Why The Walking Dead: Season 2 is bogged down by a weak cast

Warning: Story spoilers for The Walking Dead: Season 2 ahead. If you haven't played through Episode 4: Amid the Ruins, turn back now.

My original intention for this article was to write out a character recap for The Walking Dead: Season 2. The plan was to recap where the story's characters have gone over the course of the season's first four episodes and where they're lining up to go for the final episode. Unfortunately, I started to come to a sad realization once I sat down to actually write it.

The characters simply aren't all that interesting.

It's kind of staggering how Clementine is single-handedly carrying the narrative for The Walking Dead: Season 2, because her supporting cast has been quite terrible. It goes beyond them being distrustful of her, but it's also that their survival instincts are so dreadful to the point that they become a liability. When that happens, the entire narrative is affected. The idea of games like this is to become attached to characters so that their deaths and sacrifices are meaningful. It's so that there's genuine emotion when inevitable loss comes.

The first season of The Walking Dead understood this. There were personalities behind those characters, but more than anything, they also grew to become survivors. Carley and Doug started off rocky, but grew into pivotal members of the group. Their deaths meant something. Ben started off as the group's biggest screw-up to the point that even he thought himself to be a liability, but grew up before our eyes to the point that his loss was real punch to the gut. And though Kenny's family didn't have his survival instincts, they helped shape Kenny's character to the point that we became more empathetic towards him, because we witnessed his world shatter around him.

By comparison, there are almost no signs of this type of growth with Season 2's survivors. Characters like Carlos, Nick, and Rebecca were borderline one-dimensional. Their deaths felt more like they were there to fill a quota and as a cheap way to move the story forward. These losses were simply glossed over, because they never evolved as characters. Carlos never went beyond the doctor with a kid. Nick stayed a screw-up to the bitter end. Rebecca was nothing more than "the pregnant lady" for the entirety of the story, so it made sense that once she gave birth, she had nothing left to offer.

Let's also look briefly at Sarah, who was Season 2's equivalent of Ben. Ben had next to no survival instincts, constantly held the group back with his own deficiencies, and was always wallowing in his own self-pity, even though it helped no one. Sarah turned out to be very similar, but her weakness can be seen in Clementine's interaction with her. Clementine helped Ben believe in himself and helped him grow as a person, eventually making him a functioning member of the group and a devastating loss when his death eventually came.

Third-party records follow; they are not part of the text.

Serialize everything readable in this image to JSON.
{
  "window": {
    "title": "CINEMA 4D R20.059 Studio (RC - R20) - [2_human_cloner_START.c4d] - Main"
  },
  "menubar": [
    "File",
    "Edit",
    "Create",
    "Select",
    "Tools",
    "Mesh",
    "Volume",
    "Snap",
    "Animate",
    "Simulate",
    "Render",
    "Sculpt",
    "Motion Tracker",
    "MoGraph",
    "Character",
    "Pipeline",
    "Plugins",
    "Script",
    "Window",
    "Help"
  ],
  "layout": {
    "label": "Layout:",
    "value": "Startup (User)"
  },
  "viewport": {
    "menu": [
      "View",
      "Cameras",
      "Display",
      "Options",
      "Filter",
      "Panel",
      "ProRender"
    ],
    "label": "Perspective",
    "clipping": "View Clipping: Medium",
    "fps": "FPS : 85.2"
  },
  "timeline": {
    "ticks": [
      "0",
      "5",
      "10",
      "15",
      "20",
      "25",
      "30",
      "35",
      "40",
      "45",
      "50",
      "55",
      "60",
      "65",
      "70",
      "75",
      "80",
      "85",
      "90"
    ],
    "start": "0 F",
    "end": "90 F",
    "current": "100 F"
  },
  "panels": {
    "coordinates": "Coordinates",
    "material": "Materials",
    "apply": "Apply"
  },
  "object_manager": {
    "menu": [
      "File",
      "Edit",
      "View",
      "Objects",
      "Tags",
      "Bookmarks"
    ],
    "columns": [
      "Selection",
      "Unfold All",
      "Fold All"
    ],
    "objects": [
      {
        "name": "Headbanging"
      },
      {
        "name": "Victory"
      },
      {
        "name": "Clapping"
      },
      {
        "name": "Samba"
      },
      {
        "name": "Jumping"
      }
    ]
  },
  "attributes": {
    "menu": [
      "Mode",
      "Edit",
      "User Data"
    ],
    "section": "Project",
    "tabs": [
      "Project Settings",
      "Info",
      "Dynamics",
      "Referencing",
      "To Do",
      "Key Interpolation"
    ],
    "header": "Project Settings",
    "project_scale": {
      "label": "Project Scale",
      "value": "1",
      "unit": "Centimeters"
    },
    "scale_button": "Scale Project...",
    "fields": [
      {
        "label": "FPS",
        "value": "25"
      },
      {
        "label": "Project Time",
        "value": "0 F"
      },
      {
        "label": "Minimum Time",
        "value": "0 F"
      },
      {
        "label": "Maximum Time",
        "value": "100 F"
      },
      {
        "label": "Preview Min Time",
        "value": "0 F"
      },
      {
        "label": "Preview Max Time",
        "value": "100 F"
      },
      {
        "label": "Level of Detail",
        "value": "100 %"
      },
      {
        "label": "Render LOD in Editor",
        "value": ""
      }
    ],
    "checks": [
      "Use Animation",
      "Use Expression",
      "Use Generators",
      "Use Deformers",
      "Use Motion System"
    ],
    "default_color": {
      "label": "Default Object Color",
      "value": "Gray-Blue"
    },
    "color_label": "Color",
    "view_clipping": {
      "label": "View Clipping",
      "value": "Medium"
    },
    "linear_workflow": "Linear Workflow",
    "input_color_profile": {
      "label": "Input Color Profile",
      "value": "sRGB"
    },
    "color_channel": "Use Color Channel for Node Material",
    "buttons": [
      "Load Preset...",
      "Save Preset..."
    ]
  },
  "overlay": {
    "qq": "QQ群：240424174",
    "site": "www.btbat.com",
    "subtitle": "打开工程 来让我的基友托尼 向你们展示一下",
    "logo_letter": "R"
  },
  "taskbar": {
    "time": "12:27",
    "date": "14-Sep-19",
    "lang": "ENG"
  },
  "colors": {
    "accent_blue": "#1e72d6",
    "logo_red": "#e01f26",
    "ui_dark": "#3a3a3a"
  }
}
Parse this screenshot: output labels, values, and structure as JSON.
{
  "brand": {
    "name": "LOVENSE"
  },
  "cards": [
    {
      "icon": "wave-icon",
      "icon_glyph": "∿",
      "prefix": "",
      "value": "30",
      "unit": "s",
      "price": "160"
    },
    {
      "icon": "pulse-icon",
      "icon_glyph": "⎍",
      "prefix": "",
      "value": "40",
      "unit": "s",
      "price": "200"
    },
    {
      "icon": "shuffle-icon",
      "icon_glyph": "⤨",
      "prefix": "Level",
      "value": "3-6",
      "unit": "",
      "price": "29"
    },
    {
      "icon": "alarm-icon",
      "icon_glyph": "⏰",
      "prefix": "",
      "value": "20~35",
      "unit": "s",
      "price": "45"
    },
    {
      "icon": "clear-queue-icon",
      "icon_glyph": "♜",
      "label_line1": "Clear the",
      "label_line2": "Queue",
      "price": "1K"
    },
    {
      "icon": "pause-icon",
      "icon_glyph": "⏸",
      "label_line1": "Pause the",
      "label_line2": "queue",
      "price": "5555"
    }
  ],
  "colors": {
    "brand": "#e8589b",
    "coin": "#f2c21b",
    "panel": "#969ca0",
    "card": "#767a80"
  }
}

Sarah, on the other hand, was unsalvageable. Even if Clementine opted to help her as much as humanly possible, Sarah could never escape her childhood bubble. When her father died, she was completely lost and hopeless. Instead of understanding the gravity of the situation, she (intentionally or not) became a total liability. Her death should have had some meaning, but because she was such an unhelpful member of the group, it was simply something to shrug over and move on. I never felt happy about losing members of my group in Season 1, but Sarah was among the deaths that affected me the least, helping illustrate what a weak character she was in the end.

The remaining cast members are no different. Luke, especially, has proven insufferable throughout the first four episodes. He thinks himself a brilliant leader, but he's constantly exercising the poorest judgment possible. The scene at the cabin in Episode 2? Luke disappears, fancying himself as a savior. The scenes at the camp in Episode 3? Luke goes to the well once too often and gets himself captured trying to steal food, compromising the group's escape plan and indirectly getting Kenny's eye crushed. And don't get me started on the latest episode, where Luke thought it would be a good idea to stop and have sex with Jane, who he had known for maybe two scenes at the most, knowing that Rebecca was going to give labor any minute.

Luke was supposed to be Season 2's version of Kenny, but the man himself has shown what a poor comparison that is. Even with his world crumbling around him once again and finding himself crushed by despair once again, Kenny overcame all of it to do the right thing and do what's best for the camp. He came to his senses in time to fend off the herd of walkers and help Rebecca deliver her baby. By comparison, not only is Luke continuing to show poor judgment and awful survival skills, but he actually becomes a liability by constantly arguing loudly with Kenny and potentially attracting more walkers.

None of the other supporting cast is any better. The game has done little to give any background to Mike or Jane, making their characters feel superfluous. And even with the benefit of a backstory from 400 Days, Bonnie comes off feeling flat. There's nothing about any of these characters that particularly stand out. I ask myself the question of whether I would be emotionally affected if any of those characters were to die and my answer is always a resounding "No."

It's hard to fathom what The Walking Dead: Season 2 would have going for it if it didn't center around Clementine. She's proven, by far, to be the single most well-rounded, brilliantly-written character in the entire series. In fact, she's probably one of the best characters of the decade, period. The growth she's shown in this season cannot be understated, as she's been forced to grow up and become more of an adult, sometimes in unimaginable ways. But with this supporting cast to work with, you'd have to grow up fast, too, in order to survive.